Exercise objective:
Check each line of the data for "Channel", and copy the ones that have it.

The records:
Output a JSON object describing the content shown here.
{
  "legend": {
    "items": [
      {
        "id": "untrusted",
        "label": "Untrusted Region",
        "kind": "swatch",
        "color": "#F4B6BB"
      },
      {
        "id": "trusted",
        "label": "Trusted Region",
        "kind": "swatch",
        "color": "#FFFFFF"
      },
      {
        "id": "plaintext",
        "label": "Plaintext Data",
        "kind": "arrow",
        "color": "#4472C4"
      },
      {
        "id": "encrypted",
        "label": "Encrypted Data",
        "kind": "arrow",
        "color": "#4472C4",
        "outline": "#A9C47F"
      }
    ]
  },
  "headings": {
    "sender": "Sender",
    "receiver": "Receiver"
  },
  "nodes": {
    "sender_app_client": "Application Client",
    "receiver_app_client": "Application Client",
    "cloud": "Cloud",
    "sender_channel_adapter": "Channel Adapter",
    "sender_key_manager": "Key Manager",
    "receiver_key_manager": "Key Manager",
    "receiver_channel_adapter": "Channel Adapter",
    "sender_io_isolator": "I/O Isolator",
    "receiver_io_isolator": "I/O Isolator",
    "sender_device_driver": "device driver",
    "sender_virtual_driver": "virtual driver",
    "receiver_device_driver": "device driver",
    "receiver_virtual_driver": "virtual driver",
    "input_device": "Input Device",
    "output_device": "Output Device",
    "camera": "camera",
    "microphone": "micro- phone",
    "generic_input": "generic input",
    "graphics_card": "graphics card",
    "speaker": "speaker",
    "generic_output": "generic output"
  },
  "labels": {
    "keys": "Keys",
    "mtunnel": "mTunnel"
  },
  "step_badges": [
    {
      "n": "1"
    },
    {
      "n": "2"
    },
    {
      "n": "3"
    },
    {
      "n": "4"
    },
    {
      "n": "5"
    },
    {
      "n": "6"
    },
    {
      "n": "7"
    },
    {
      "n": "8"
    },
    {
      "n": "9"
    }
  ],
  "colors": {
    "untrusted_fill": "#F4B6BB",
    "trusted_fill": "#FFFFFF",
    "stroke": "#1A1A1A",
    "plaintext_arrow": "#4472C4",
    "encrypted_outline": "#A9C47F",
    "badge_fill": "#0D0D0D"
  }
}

Your response:
    "sender_channel_adapter": "Channel Adapter",
    "receiver_channel_adapter": "Channel Adapter",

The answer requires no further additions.